• What you will do:
Search the material below for the word "JSON" and copy every line in which it occurs.

• Dataset excerpts:

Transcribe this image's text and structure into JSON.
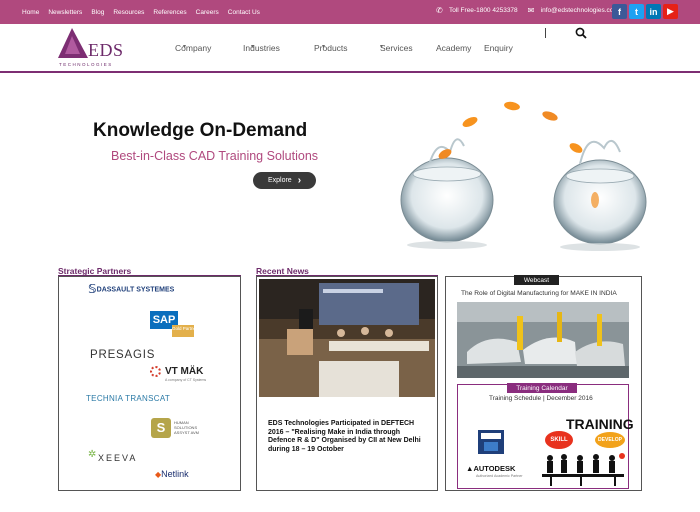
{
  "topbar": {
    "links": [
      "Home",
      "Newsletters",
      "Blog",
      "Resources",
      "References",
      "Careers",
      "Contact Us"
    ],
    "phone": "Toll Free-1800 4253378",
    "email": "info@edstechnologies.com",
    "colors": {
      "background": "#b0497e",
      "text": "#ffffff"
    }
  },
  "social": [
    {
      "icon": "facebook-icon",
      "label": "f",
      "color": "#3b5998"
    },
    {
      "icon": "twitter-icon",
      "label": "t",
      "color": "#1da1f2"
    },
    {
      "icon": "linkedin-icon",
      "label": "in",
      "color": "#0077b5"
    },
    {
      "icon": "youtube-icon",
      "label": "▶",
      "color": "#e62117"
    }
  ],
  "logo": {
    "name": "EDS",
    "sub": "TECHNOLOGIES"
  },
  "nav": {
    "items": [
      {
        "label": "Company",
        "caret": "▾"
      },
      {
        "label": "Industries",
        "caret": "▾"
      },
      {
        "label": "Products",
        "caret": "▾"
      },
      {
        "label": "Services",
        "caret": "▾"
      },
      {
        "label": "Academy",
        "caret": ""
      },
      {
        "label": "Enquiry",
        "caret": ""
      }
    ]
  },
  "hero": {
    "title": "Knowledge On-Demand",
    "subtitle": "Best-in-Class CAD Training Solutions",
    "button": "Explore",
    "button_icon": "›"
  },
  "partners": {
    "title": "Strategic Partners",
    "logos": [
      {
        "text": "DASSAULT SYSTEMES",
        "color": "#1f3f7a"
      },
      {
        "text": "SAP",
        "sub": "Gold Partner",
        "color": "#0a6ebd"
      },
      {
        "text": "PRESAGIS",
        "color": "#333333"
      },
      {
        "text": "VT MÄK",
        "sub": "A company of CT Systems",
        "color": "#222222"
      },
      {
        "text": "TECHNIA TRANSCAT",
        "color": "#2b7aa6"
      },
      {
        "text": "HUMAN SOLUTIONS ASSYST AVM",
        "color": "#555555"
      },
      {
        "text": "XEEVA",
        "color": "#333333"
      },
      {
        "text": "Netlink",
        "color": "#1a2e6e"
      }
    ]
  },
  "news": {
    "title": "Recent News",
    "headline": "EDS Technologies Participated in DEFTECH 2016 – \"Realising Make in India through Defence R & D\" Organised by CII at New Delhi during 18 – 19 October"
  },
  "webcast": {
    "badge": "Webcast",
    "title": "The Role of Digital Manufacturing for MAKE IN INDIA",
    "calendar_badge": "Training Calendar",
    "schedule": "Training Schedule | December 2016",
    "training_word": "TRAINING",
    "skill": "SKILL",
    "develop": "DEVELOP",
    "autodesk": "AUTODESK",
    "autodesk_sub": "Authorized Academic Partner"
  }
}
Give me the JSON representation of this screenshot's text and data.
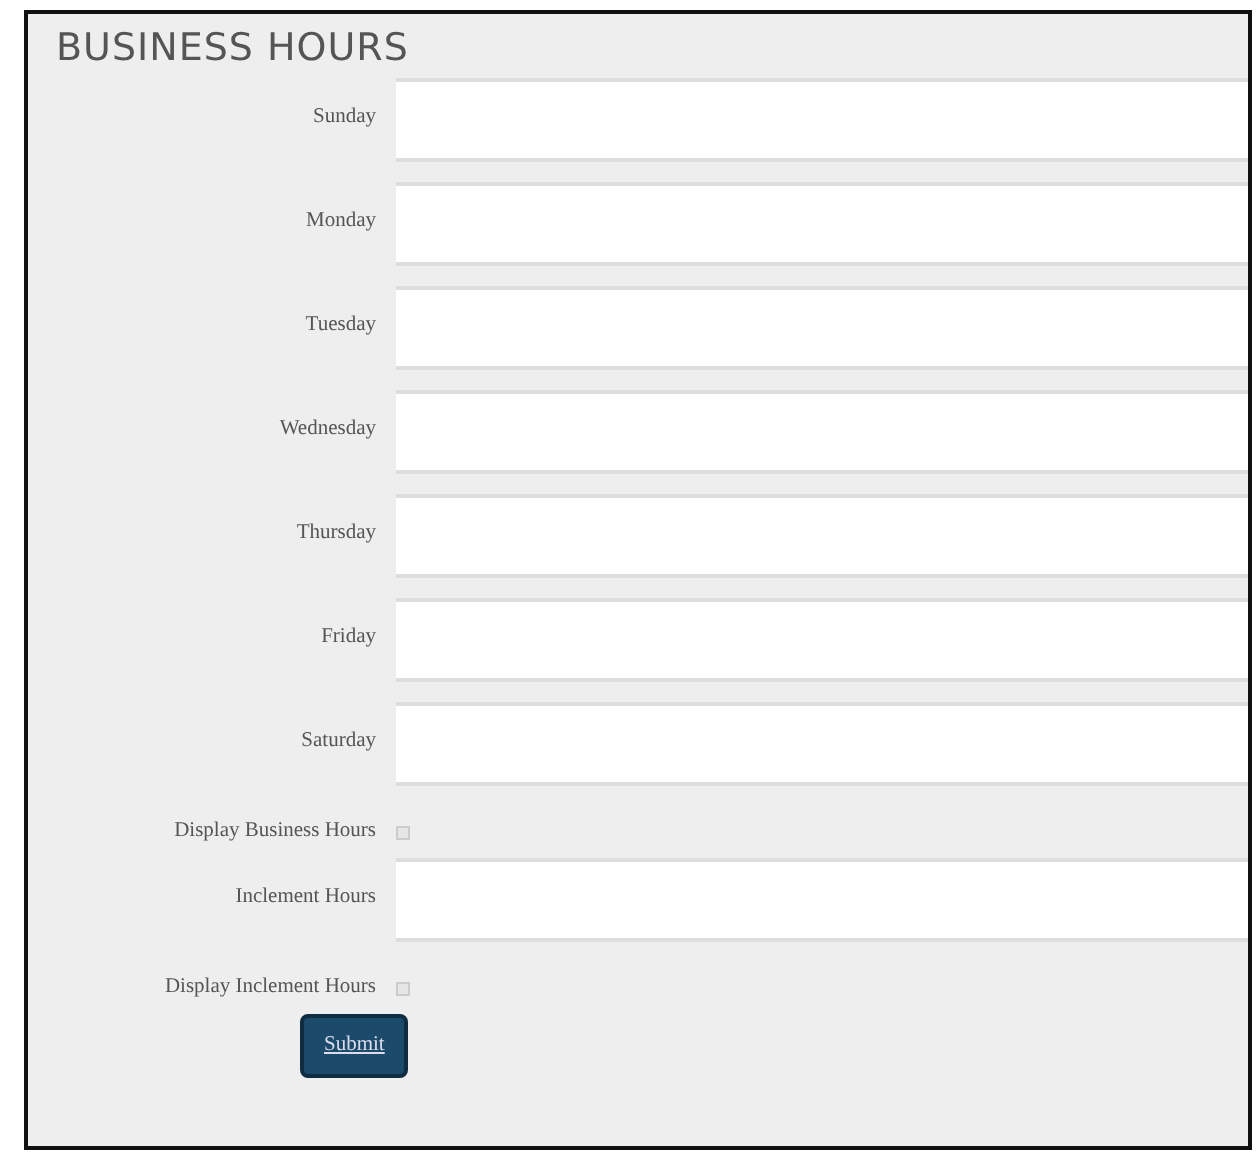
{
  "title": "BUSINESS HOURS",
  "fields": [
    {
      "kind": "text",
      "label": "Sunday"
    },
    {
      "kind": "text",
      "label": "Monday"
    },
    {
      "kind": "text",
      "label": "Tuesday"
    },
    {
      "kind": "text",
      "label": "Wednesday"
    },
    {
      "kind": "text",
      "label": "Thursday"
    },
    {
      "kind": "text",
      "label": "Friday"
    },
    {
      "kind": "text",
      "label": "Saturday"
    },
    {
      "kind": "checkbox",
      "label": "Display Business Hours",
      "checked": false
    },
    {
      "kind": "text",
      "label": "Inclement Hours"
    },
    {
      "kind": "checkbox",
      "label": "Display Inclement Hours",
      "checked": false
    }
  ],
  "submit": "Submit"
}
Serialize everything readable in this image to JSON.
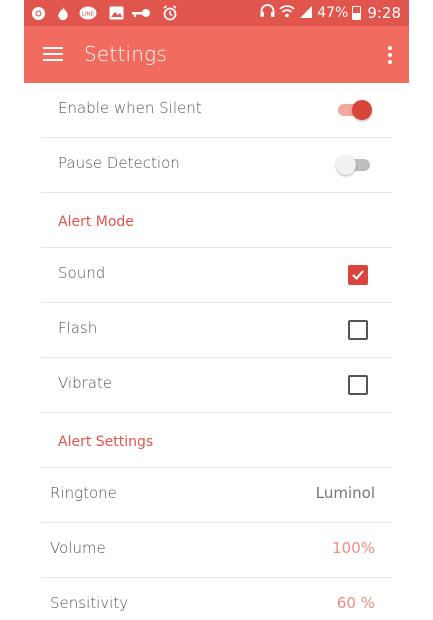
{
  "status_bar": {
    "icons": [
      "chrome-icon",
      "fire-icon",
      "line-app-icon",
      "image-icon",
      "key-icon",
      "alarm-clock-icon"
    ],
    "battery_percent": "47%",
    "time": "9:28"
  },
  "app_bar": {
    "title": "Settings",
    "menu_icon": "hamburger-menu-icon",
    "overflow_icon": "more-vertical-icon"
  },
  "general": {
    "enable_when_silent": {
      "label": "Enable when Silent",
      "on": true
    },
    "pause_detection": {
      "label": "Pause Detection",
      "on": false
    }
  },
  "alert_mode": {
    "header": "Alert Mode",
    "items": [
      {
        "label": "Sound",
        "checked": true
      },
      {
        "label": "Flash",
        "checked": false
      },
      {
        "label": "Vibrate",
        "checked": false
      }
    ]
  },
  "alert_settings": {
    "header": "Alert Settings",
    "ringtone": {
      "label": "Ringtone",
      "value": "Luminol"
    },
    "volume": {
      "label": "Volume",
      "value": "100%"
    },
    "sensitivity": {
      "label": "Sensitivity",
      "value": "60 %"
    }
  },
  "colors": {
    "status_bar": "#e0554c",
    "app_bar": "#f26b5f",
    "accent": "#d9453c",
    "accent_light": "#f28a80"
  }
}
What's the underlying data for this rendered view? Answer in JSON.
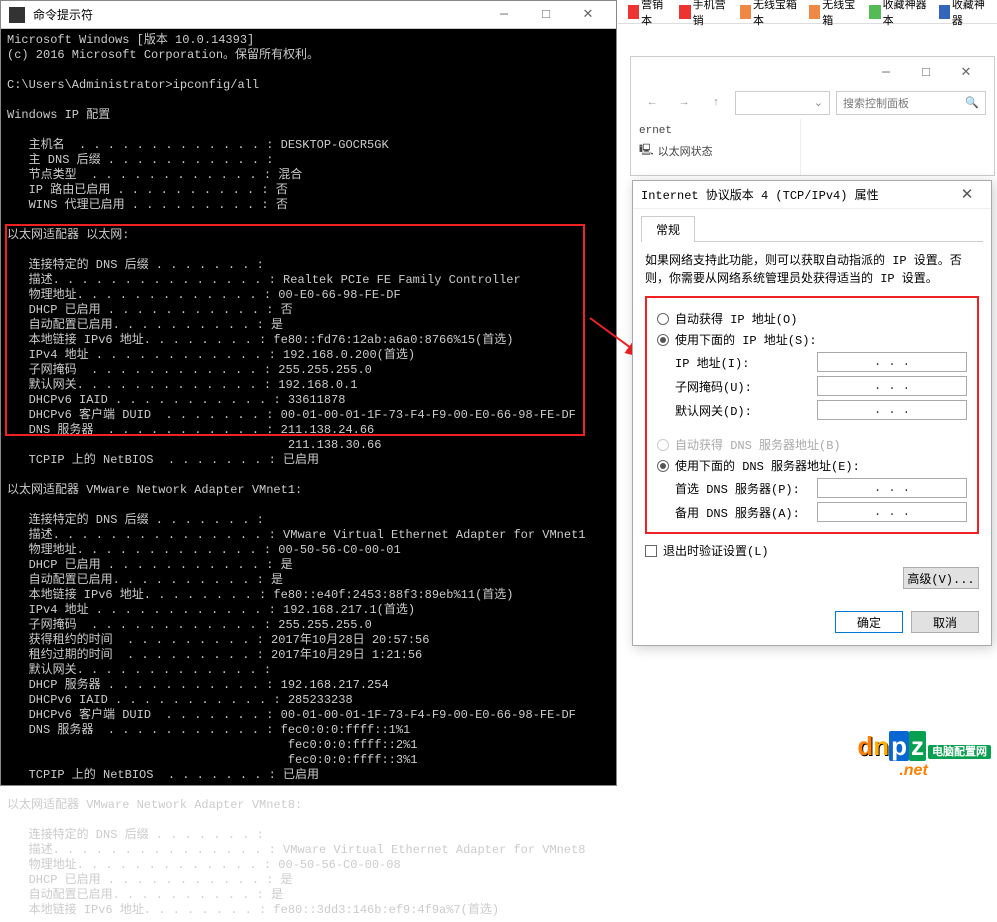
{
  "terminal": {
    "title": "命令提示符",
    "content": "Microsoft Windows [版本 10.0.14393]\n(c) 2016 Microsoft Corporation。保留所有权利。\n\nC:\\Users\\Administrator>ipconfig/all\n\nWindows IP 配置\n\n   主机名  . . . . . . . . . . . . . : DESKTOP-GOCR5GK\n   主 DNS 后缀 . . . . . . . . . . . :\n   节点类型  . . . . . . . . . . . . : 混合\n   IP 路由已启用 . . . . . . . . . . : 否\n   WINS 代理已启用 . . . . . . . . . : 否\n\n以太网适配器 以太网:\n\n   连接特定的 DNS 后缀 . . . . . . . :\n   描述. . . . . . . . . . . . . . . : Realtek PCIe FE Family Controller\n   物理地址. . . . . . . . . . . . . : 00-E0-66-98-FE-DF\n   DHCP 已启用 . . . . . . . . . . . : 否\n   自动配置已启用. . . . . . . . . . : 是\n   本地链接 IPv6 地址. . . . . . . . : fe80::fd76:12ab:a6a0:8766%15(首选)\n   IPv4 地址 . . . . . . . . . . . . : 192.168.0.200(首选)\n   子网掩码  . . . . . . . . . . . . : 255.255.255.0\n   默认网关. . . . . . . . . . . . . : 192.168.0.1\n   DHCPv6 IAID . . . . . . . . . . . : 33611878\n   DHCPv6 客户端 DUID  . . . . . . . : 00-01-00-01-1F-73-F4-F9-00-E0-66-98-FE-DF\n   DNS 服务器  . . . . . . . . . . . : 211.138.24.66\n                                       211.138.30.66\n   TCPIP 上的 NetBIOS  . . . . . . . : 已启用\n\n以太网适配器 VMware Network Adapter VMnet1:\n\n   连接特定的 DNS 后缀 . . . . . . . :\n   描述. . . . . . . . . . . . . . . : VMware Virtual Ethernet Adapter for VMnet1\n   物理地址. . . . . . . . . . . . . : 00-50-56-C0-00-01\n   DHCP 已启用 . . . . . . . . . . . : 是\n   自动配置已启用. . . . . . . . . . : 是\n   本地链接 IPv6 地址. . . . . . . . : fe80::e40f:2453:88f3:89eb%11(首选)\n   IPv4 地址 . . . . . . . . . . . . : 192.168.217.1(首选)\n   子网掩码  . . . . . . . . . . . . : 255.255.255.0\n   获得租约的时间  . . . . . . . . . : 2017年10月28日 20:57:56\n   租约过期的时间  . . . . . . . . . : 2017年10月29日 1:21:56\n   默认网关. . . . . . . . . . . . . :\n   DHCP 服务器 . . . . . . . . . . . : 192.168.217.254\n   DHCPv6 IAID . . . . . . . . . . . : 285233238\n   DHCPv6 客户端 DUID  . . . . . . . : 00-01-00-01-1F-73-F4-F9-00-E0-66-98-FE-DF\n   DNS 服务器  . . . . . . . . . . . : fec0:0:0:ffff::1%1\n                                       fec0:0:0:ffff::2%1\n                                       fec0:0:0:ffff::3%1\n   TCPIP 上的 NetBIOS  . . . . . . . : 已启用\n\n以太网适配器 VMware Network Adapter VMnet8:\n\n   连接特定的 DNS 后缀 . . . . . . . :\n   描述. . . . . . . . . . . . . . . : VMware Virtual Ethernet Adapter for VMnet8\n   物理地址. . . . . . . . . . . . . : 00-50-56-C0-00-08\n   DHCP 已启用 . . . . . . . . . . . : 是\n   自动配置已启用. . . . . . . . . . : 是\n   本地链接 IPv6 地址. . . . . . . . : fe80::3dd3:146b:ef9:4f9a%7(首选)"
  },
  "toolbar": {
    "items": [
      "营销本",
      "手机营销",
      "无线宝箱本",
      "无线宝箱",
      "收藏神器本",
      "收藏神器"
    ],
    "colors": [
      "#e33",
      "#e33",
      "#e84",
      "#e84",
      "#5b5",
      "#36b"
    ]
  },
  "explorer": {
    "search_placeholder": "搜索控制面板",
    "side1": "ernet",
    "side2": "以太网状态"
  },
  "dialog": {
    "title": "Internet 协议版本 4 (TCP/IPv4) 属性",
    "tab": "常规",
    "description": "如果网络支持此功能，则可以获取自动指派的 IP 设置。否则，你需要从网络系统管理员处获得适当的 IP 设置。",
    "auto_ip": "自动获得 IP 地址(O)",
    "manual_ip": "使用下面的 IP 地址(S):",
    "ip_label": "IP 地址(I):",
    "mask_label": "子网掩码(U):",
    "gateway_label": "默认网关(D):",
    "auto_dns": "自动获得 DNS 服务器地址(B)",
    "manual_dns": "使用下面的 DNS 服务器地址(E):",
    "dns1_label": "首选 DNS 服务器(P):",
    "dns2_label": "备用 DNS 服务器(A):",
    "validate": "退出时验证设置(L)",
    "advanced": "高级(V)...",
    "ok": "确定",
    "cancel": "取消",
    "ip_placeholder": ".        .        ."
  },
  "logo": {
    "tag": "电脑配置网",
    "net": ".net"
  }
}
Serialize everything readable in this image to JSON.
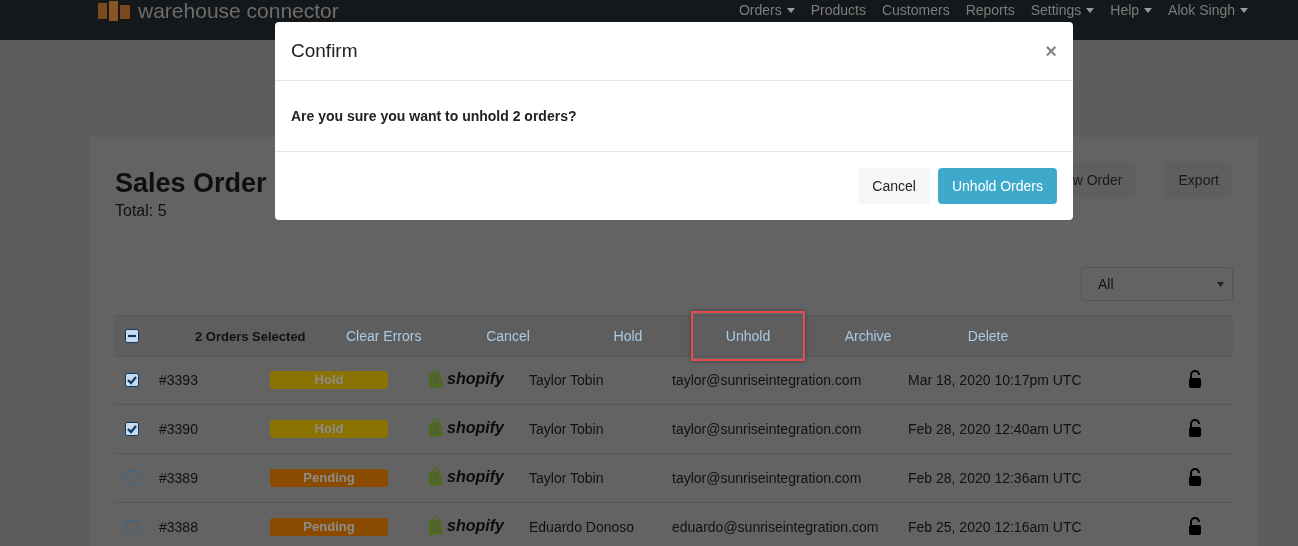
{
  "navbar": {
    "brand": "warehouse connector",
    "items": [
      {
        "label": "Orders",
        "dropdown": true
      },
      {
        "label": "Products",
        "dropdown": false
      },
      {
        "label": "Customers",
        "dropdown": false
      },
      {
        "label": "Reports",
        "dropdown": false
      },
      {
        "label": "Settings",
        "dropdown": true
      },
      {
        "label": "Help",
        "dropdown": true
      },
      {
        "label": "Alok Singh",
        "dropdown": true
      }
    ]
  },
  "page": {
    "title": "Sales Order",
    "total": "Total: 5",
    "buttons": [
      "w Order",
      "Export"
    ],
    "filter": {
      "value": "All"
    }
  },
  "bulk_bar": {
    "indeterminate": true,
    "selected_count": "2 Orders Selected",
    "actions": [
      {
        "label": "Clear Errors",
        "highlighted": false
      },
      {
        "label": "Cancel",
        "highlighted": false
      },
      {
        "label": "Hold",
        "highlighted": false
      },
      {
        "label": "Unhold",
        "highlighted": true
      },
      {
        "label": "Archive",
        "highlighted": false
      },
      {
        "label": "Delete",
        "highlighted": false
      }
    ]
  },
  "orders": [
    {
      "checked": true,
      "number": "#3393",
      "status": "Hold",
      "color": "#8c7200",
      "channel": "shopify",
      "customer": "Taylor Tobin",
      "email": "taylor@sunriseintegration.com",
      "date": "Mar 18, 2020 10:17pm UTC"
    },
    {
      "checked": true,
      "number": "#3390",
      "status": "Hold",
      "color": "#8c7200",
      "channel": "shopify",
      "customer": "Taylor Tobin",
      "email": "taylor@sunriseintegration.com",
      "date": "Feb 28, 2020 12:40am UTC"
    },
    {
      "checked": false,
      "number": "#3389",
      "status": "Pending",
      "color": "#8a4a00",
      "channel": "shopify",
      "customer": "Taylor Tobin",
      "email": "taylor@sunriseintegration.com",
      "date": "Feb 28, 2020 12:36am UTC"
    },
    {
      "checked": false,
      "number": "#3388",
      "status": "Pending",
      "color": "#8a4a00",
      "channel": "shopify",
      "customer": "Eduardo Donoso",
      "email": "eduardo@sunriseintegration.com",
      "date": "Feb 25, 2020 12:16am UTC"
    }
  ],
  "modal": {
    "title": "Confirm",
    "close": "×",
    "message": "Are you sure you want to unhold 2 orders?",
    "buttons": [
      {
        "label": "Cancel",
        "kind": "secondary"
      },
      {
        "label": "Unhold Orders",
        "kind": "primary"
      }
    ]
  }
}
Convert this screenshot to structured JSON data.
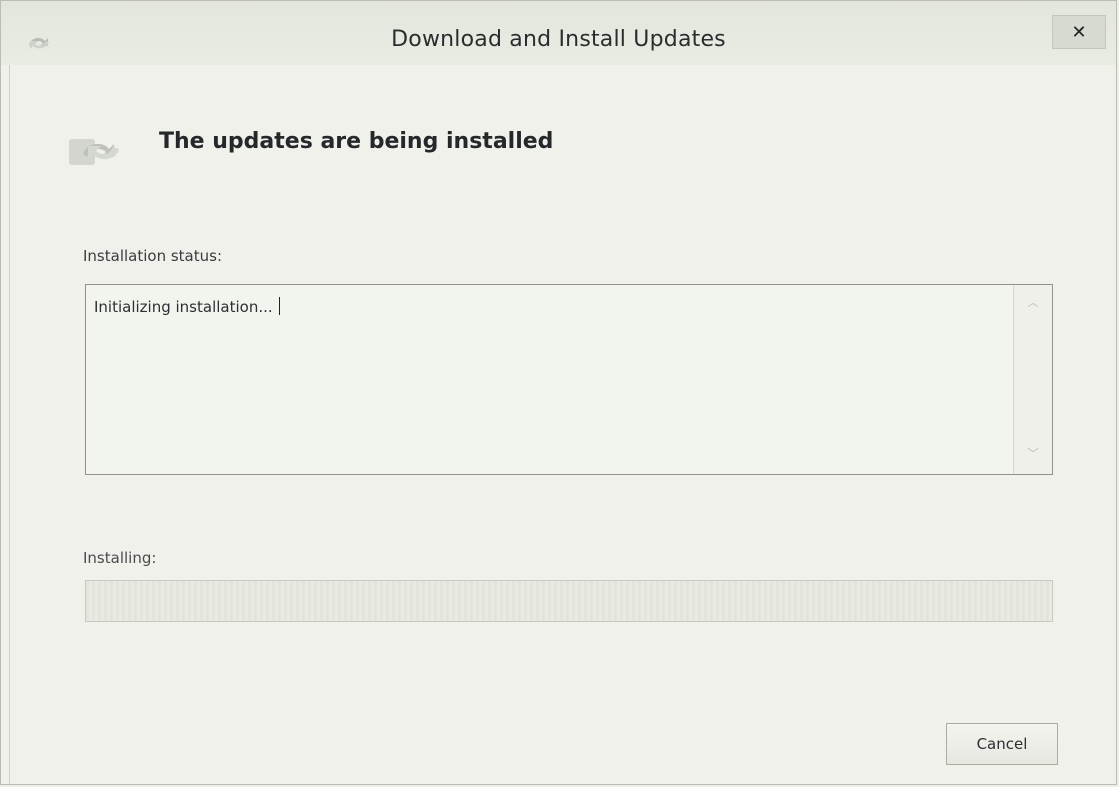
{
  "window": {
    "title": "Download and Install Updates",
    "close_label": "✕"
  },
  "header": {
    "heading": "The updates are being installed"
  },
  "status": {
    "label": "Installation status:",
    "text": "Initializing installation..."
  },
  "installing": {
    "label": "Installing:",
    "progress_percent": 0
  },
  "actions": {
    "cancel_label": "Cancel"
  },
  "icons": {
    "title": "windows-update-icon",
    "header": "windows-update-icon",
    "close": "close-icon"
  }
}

• Result:
Transcribe this image's text and structure into JSON.
Give me the JSON representation of this screenshot's text and data.
Serialize everything readable in this image to JSON.
What's the underlying data for this rendered view? Answer in JSON.
Serialize everything readable in this image to JSON.
Convert this screenshot to structured JSON data.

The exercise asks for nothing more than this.